SUPPLIED DATA START

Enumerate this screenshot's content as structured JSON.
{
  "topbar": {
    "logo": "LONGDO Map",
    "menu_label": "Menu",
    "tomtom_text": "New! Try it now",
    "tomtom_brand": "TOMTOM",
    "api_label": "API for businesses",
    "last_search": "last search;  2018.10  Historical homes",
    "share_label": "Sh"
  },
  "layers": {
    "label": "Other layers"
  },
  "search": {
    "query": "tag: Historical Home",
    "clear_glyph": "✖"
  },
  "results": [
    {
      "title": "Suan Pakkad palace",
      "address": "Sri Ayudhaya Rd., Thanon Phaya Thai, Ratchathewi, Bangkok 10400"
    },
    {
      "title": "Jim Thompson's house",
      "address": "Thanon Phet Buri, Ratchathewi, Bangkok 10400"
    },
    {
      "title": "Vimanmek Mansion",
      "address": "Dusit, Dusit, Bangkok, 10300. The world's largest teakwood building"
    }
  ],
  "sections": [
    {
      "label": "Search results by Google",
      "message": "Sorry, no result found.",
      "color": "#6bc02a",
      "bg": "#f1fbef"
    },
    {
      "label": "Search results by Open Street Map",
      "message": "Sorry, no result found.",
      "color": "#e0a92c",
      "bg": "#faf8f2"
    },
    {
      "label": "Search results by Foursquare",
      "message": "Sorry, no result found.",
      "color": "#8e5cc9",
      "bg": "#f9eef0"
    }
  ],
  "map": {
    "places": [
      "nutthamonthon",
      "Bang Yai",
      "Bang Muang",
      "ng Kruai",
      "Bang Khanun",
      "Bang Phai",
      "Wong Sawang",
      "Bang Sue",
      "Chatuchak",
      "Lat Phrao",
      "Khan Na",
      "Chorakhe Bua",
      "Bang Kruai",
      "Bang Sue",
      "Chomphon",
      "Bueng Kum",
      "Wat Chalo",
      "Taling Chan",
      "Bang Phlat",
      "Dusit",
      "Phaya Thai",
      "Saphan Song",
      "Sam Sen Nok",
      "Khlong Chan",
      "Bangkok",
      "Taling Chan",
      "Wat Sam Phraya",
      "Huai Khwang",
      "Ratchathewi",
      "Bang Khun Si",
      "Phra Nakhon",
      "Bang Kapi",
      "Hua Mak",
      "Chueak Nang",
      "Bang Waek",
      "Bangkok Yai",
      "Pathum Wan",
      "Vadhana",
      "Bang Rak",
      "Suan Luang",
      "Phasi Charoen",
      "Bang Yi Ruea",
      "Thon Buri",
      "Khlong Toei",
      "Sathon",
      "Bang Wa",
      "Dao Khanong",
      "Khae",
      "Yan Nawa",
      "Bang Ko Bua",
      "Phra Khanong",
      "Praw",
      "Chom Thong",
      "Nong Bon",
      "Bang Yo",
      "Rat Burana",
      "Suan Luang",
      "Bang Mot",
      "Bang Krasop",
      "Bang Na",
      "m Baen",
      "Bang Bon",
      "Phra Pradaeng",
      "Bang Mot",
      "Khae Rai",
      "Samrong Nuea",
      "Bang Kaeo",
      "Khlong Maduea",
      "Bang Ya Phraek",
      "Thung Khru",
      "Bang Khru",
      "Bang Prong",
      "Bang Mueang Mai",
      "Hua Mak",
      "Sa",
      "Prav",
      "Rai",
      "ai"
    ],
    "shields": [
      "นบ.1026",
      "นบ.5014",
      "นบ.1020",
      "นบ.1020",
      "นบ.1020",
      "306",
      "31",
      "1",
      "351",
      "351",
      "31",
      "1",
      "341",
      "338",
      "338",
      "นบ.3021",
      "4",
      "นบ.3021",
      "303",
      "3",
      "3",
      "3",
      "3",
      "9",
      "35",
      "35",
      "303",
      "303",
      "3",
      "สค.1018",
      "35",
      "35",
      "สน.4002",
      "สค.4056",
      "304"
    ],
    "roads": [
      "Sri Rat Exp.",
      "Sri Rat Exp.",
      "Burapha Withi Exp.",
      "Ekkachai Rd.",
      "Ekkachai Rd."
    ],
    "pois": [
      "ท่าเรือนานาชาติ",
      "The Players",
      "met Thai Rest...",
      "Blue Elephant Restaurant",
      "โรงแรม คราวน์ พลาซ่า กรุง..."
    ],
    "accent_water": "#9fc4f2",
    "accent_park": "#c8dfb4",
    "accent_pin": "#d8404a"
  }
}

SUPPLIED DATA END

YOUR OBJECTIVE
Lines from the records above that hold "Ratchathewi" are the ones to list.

RESULT OF THE TASK
      "address": "Sri Ayudhaya Rd., Thanon Phaya Thai, Ratchathewi, Bangkok 10400"
      "address": "Thanon Phet Buri, Ratchathewi, Bangkok 10400"
      "Ratchathewi",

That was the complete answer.